Trump and First Lady Melania Trump landed at Muniz Air National Guard Base near San Juan, for a five hour visit with federal responders, troops and survivors.
On arrival Trump praised the bravery of military and civilian personnel, and said he loved the island and had visited many times before.
"The weather is second to none," he said. "But every once in a while you get hit."
Nearly two weeks after Hurricane Maria thrashed through the US territory, much of the islands remains short of food and without access to power or drinking water.
Trump, who has feuded with local officials over the pace of the relief effort, claimed before leaving that even his critics were acknowledging "what a great job we have done."

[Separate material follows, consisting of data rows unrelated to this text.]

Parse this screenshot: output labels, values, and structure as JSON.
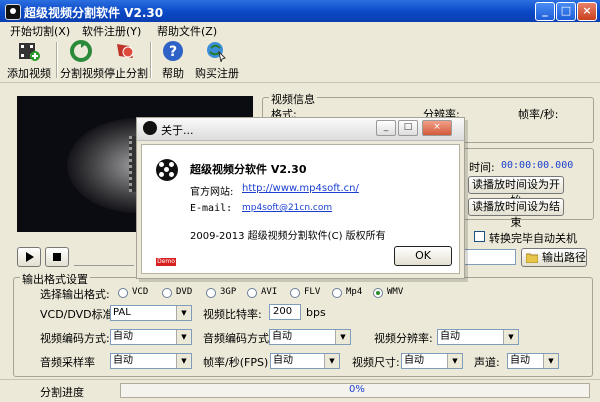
{
  "window": {
    "title": "超级视频分割软件 V2.30",
    "controls": [
      "_",
      "□",
      "×"
    ]
  },
  "menu": [
    "开始切割(X)",
    "软件注册(Y)",
    "帮助文件(Z)"
  ],
  "toolbar": [
    {
      "label": "添加视频",
      "icon": "film-add-icon"
    },
    {
      "label": "分割视频",
      "icon": "recycle-split-icon"
    },
    {
      "label": "停止分割",
      "icon": "stop-icon"
    },
    {
      "label": "帮助",
      "icon": "help-icon"
    },
    {
      "label": "购买注册",
      "icon": "register-icon"
    }
  ],
  "video_info": {
    "legend": "视频信息",
    "format_label": "格式:",
    "resolution_label": "分辨率:",
    "framerate_label": "帧率/秒:"
  },
  "playback": {
    "time_label_suffix": "时间:",
    "time_value": "00:00:00.000",
    "set_start_button": "读播放时间设为开始",
    "set_end_button": "读播放时间设为结束",
    "shutdown_checkbox": "转换完毕自动关机",
    "output_path_button": "输出路径"
  },
  "output": {
    "legend": "输出格式设置",
    "format_label": "选择输出格式:",
    "formats": [
      "VCD",
      "DVD",
      "3GP",
      "AVI",
      "FLV",
      "Mp4",
      "WMV"
    ],
    "selected_format": "WMV",
    "standard_label": "VCD/DVD标准:",
    "standard_value": "PAL",
    "bitrate_label": "视频比特率:",
    "bitrate_value": "200",
    "bitrate_unit": "bps",
    "video_codec_label": "视频编码方式:",
    "video_codec_value": "自动",
    "audio_codec_label": "音频编码方式:",
    "audio_codec_value": "自动",
    "resolution_label": "视频分辨率:",
    "resolution_value": "自动",
    "sample_rate_label": "音频采样率",
    "sample_rate_value": "自动",
    "fps_label": "帧率/秒(FPS)",
    "fps_value": "自动",
    "video_size_label": "视频尺寸:",
    "video_size_value": "自动",
    "channel_label": "声道:",
    "channel_value": "自动"
  },
  "status": {
    "progress_label": "分割进度",
    "progress_value": "0%",
    "progress_fraction": 0
  },
  "about": {
    "title": "关于...",
    "app_name": "超级视频分软件 V2.30",
    "website_label": "官方网站:",
    "website": "http://www.mp4soft.cn/",
    "email_label": "E-mail:",
    "email": "mp4soft@21cn.com",
    "copyright": "2009-2013 超级视频分割软件(C) 版权所有",
    "ok_button": "OK",
    "red_tag": "Demo"
  },
  "colors": {
    "titlebar": "#0a48c6",
    "time_value": "#1a3fd0",
    "link": "#1a3fd0",
    "progress_text": "#1a3fd0"
  }
}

"Now the roads are cleared and communication is starting to come back. Their drivers have to start driving trucks. We have to do that, so at a local level they have to give us help," he told reporters.

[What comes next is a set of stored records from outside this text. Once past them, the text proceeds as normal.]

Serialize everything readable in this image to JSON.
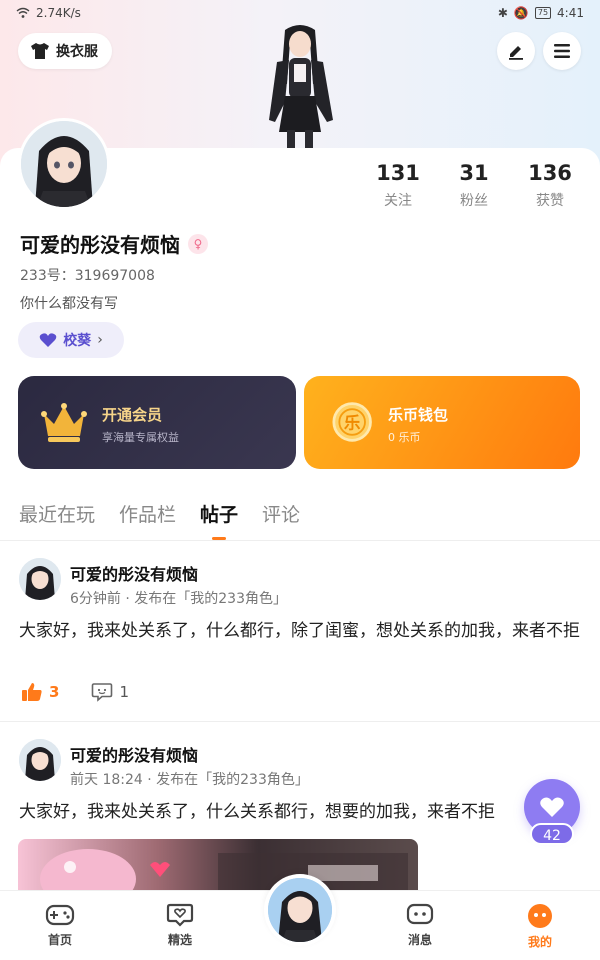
{
  "status_bar": {
    "network_speed": "2.74K/s",
    "battery": "75",
    "time": "4:41"
  },
  "header": {
    "skin_label": "换衣服"
  },
  "profile": {
    "stats": [
      {
        "value": "131",
        "label": "关注"
      },
      {
        "value": "31",
        "label": "粉丝"
      },
      {
        "value": "136",
        "label": "获赞"
      }
    ],
    "name": "可爱的彤没有烦恼",
    "uid": "233号：319697008",
    "bio": "你什么都没有写",
    "school": "校葵"
  },
  "cards": {
    "vip": {
      "title": "开通会员",
      "subtitle": "享海量专属权益"
    },
    "wallet": {
      "title": "乐币钱包",
      "subtitle": "0 乐币",
      "icon_char": "乐"
    }
  },
  "tabs": [
    {
      "label": "最近在玩",
      "active": false
    },
    {
      "label": "作品栏",
      "active": false
    },
    {
      "label": "帖子",
      "active": true
    },
    {
      "label": "评论",
      "active": false
    }
  ],
  "posts": [
    {
      "author": "可爱的彤没有烦恼",
      "meta": "6分钟前 · 发布在「我的233角色」",
      "text": "大家好，我来处关系了，什么都行，除了闺蜜，想处关系的加我，来者不拒",
      "likes": "3",
      "comments": "1"
    },
    {
      "author": "可爱的彤没有烦恼",
      "meta": "前天 18:24 · 发布在「我的233角色」",
      "text": "大家好，我来处关系了，什么关系都行，想要的加我，来者不拒"
    }
  ],
  "float_like": {
    "count": "42"
  },
  "bottom_nav": [
    {
      "label": "首页",
      "icon": "gamepad-icon",
      "active": false
    },
    {
      "label": "精选",
      "icon": "heart-chat-icon",
      "active": false
    },
    {
      "label": "",
      "icon": "avatar",
      "active": false
    },
    {
      "label": "消息",
      "icon": "message-icon",
      "active": false
    },
    {
      "label": "我的",
      "icon": "face-icon",
      "active": true
    }
  ],
  "colors": {
    "accent": "#ff7a1a",
    "vip_bg": "#2b2940",
    "wallet_bg": "#ff9414",
    "float_like": "#8e7cf2",
    "school_chip": "#5a4fcf"
  }
}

The administration's critics said the early response was not fast enough or large enough, prompting the pugilistic president to punch back.
Trump berated San Juan's mayor Carmen Yulin Cruz -- who was frequently on TV asking for help -- and suggested Puerto Ricans were "ingrates" who "want everything to be done for them."
Luckily for the White House, few Puerto Ricans had time or -- quite literally the energy -- to read or hear of the president's barbed remarks.
Only a dozen protestors could be seen in front of San Juan's Convention Center, where the government established their operations.
Trump's visit will be carefully choreographed to avoid any embarrassing protests.
The White House said Trump will meet San Juan's mayor, stop at a church to visit with those affected by the hurricane, conduct an aerial tour to survey the damage before landing on the USS Kearsarge to greet Navy and Marine Corps servicemen and women.
- 'Very, very bad shape' -
Trump is also expected to meet the governor of the US Virgin Islands, which were similarly devastated by Maria, but are not quite ready for the massive footprint of a presidential visit.
Already this storm season, Trump has visited damaged areas of Florida, Louisiana and Texas (twice).
But his trip to Puerto Rico, normally a fairly routine show of presidential empathy, has taken on outsized political meaning.
"It's been amazing what's been done in a very short period of time on Puerto Rico," Trump said, defending the response.
"There's never been a piece of land that we've known that was so devastated," he claimed.
"The bridges are down, the telecommunications was nonexistent, and it's in very, very bad shape. The electrical grid, as you know, was totally destroyed."
Though Puerto Ricans are US citizens with US passports, they can only vote in presidential primaries.
If they live on the island, they cannot vote in US presidential elections. If they are living on the mainland, they can register to vote including for president, in whichever state they live. — With Andrew Beatty in Washington